knowledge | 12 July 2018 |
Corporate Immigration Update
Mobility of key staff is a significant issue for multi-national employers, especially with the uncertainty relating to Brexit. A striking feature of the 2017 Workplace Relations Commission’s (“WRC”) Annual Report is the growing importance of corporate immigration.
During 2017, 37% or 20,000 calls to the WRC Infoline related to employment permit queries. Of the 4,747 inspections carried out by the WRC, employment permit irregularities made up 17% of the total number of breaches identified. Of particular significance to employers is that from the 93 prosecutions resulting in convictions in 2017, 60 related to breaches of the Employment Permits Acts. Offences under the Employment Permits Acts, on conviction on indictment, attract a maximum fine of €250,000 or imprisonment for a term not exceeding 10 years or both.

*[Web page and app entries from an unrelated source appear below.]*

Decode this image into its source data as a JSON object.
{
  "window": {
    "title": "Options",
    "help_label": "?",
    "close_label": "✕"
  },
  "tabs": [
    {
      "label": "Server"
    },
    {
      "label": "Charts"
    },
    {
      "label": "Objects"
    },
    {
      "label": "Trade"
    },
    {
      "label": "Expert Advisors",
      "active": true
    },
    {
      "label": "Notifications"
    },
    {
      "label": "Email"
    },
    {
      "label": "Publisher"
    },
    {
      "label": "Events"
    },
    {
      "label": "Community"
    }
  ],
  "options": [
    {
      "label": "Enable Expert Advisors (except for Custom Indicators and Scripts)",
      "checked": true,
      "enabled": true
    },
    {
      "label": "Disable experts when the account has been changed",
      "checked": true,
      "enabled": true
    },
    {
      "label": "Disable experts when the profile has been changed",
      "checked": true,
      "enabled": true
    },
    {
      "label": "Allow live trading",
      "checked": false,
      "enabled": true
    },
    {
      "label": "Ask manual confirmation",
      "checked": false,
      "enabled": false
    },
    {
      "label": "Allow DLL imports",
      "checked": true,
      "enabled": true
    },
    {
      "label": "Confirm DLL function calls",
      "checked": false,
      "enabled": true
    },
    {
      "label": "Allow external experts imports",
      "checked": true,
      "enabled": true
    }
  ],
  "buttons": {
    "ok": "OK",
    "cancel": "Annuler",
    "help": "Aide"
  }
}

There have been a number of recent developments in the area of corporate immigration that are of practical significance for employers.
1. Employment Permit Processing Times
Due to the high volume of permits submitted to the Department of Business, Enterprise and Innovation, it is currently taking 14 weeks to process standard permit applications. Permit applications submitted Trusted Partner applicants, are currently taking 6 weeks to process. Employers will need to factor these processing times into their recruitment process.
2. GNIB cards have been replaced by the Irish Residence Permit
The new Irish Residence Permit (“IRP”) has replaced the 'GNIB card'. The IRP is a registration certificate which indicates that an individual’s immigration permission to stay in Ireland has been registered and their type of immigration permission (i.e. stamp number).
The new IRP has exactly the same legal status as the old GNIB card and will be issued to individuals who register with immigration in Ireland post 11 December 2017. Current holders of a GNIB card are not required to apply for a new IRP until their GNIB card expires, or is lost or stolen.
3. Employment Permits (Amendment) Regulations 2018 S.I. No. 70 of 2018
The Employment Permit (Amendment) Regulations 2018 commenced on 26 March 2018 and amend the Employment Permits Regulations 2017. The main changes under the Regulations are as follows:
- The Ineligible Categories of Employment List and the Highly Skills Eligible Occupations List have been updated;
- The Ineligible Categories of Employment List no longer applies to Intra-Company Transfer employment permits; and
- A copy of the signed contract of employment must be submitted with all new and renewal employment permit applications. Employers should therefore ensure that employment contracts are carefully drafted and include the successful application for an employment permit as a pre-condition to employment.
4. Atypical Working Scheme
The Atypical Working Scheme (“AWS”) is a streamlined mechanism administered by the Irish Naturalisation and Immigration Service (“INIS”) to deal with atypical, short term employment or certain other employment situations between 14 and 90 days which are not governed by the Employment Permits Acts.
The INIS has recently issued a notice which provides that a Letter of Approval issued under the AWS will remain valid for 90 days from date of issue. If not used within that time, a fresh application will be required under this scheme and a new application fee will apply. As visa required nationals are required to submit a copy of their Letter of Approval when applying for an entry visa, this will cause such applicants particular difficulties as the processing time in some countries for entry visas for Ireland is longer than 90 days.
5. Update to visa required nationals list
From 31 January 2018, nationals of the United Arab Emirates no longer require a visa to travel to Ireland.
How can we help?
Our Employment Team has significant experience in advising many of Ireland’s major employers on workforce mobility issues. Please contact Aoife Clarke at Aoife.Clarke@mccannfitzgerald.com or any member of our team for further information.
This document has been prepared by McCann FitzGerald LLP for general guidance only and should not be regarded as a substitute for professional advice. Such advice should always be taken before acting on any of the matters discussed.